Perhaps in the intervening years, engineers have improved the rocket engine and it can reach the 62-mile boundary. If so, great. But, it doesn’t prove critics wrong about anything given the company’s past admissions.
But, there’s a bigger problem with Branson’s straw man. And that has to do with Virgin Galactic’s goal in building the vehicle.
SpaceShipTwo wasn’t built to explore supersonic and hypersonic flight regimes like the X-15. It wasn’t purpose built to win a $10 million prize like its predecessor, SpaceShipOne.
SpaceShipTwo was built to make suborbital space tourism and research flights frequent, routine, affordable and safe for non-professional astronauts. It will take many years before anyone knows whether Virgin Galactic will succeed at that task.
The company will have to conduct additional test flights. And then at 100 flights will be needed to work through its manifest of 600 ticket holders.
A previous attempt by NASA to achieve the same goals with the space shuttle was not successful. The space agency proved it could fly the vehicle to and from space on a fairly regular basis and do some amazing things with it. But, the other goals were never achieved. And 14 astronauts lost their lives in flight.
A successful flight test to space this month will be a major milestone toward commercial flights. It should be duly celebrated and enshrined in the annals of the planet. But, the flight won’t prove anyone wrong because it’s not what people are skeptical about.
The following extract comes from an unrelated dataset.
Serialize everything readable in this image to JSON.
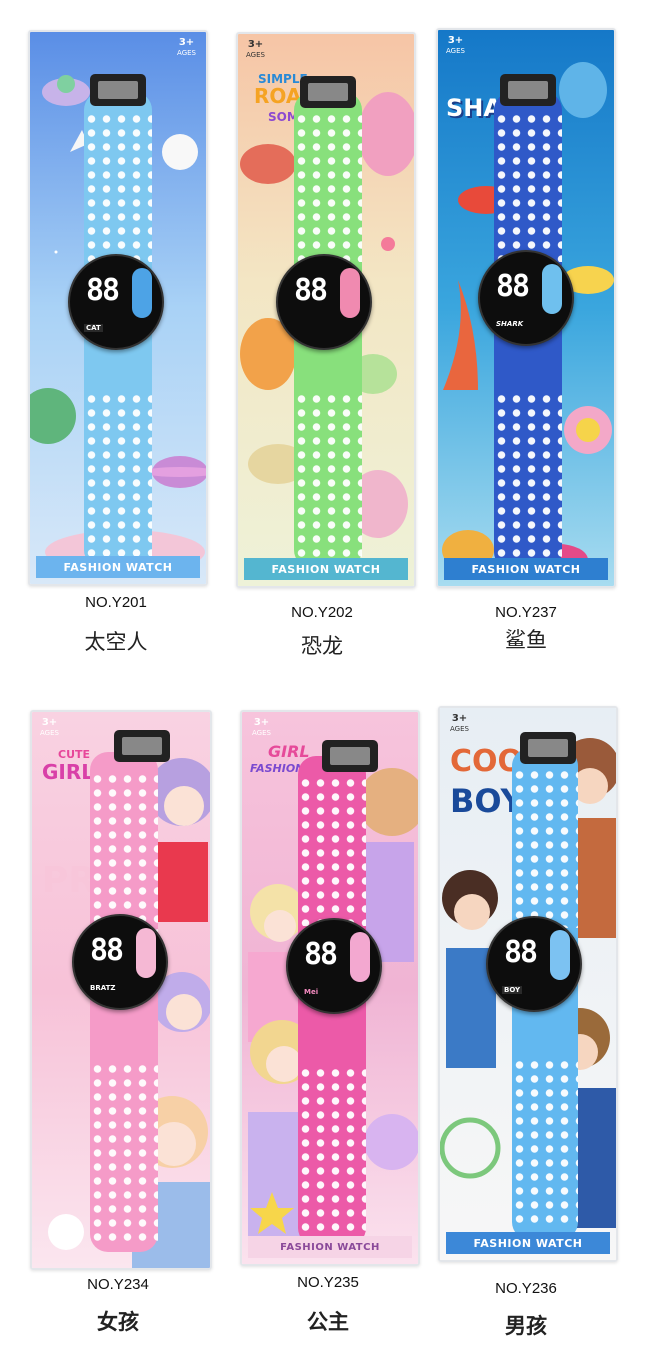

For the past 14 years, Branson’s tendency to get ahead of the program is has resulted in numerous missed deadlines and unfulfilled promises. It is the case again here. Knocking down a straw man is a lot easier than dealing honestly with the challenges ahead.